++++ DATA EXTRACT

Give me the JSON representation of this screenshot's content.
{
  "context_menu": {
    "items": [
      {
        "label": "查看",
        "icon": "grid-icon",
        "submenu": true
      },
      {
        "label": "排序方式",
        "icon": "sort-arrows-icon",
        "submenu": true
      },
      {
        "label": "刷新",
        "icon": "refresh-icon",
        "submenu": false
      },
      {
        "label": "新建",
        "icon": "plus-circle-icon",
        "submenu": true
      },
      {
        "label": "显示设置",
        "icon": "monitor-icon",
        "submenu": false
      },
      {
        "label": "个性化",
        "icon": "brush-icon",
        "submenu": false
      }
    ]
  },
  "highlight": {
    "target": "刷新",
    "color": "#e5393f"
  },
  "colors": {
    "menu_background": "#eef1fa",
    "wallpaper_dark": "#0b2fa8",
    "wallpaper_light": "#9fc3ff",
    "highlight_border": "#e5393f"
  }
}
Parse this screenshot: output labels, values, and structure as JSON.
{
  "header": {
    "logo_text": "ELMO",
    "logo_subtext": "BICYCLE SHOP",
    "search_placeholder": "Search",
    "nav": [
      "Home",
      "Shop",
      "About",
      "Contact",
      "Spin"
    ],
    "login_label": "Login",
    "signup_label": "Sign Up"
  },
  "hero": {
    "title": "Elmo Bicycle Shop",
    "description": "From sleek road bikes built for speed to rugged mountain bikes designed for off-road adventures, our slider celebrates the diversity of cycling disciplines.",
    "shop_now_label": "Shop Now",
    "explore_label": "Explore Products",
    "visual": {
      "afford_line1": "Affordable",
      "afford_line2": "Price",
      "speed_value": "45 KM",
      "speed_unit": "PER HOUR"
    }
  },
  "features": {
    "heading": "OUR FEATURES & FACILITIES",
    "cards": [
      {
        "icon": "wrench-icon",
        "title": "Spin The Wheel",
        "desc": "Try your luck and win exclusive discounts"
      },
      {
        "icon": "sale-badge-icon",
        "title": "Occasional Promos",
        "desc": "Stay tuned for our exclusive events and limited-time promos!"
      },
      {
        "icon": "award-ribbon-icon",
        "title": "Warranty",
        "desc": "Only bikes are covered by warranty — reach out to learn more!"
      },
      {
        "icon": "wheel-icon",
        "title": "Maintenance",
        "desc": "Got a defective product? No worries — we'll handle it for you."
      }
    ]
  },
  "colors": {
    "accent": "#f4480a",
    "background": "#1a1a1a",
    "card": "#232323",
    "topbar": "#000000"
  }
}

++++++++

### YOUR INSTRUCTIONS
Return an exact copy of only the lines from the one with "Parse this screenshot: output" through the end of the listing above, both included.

### ANSWER FOR THIS EXERCISE
Parse this screenshot: output labels, values, and structure as JSON.
{
  "header": {
    "logo_text": "ELMO",
    "logo_subtext": "BICYCLE SHOP",
    "search_placeholder": "Search",
    "nav": [
      "Home",
      "Shop",
      "About",
      "Contact",
      "Spin"
    ],
    "login_label": "Login",
    "signup_label": "Sign Up"
  },
  "hero": {
    "title": "Elmo Bicycle Shop",
    "description": "From sleek road bikes built for speed to rugged mountain bikes designed for off-road adventures, our slider celebrates the diversity of cycling disciplines.",
    "shop_now_label": "Shop Now",
    "explore_label": "Explore Products",
    "visual": {
      "afford_line1": "Affordable",
      "afford_line2": "Price",
      "speed_value": "45 KM",
      "speed_unit": "PER HOUR"
    }
  },
  "features": {
    "heading": "OUR FEATURES & FACILITIES",
    "cards": [
      {
        "icon": "wrench-icon",
        "title": "Spin The Wheel",
        "desc": "Try your luck and win exclusive discounts"
      },
      {
        "icon": "sale-badge-icon",
        "title": "Occasional Promos",
        "desc": "Stay tuned for our exclusive events and limited-time promos!"
      },
      {
        "icon": "award-ribbon-icon",
        "title": "Warranty",
        "desc": "Only bikes are covered by warranty — reach out to learn more!"
      },
      {
        "icon": "wheel-icon",
        "title": "Maintenance",
        "desc": "Got a defective product? No worries — we'll handle it for you."
      }
    ]
  },
  "colors": {
    "accent": "#f4480a",
    "background": "#1a1a1a",
    "card": "#232323",
    "topbar": "#000000"
  }
}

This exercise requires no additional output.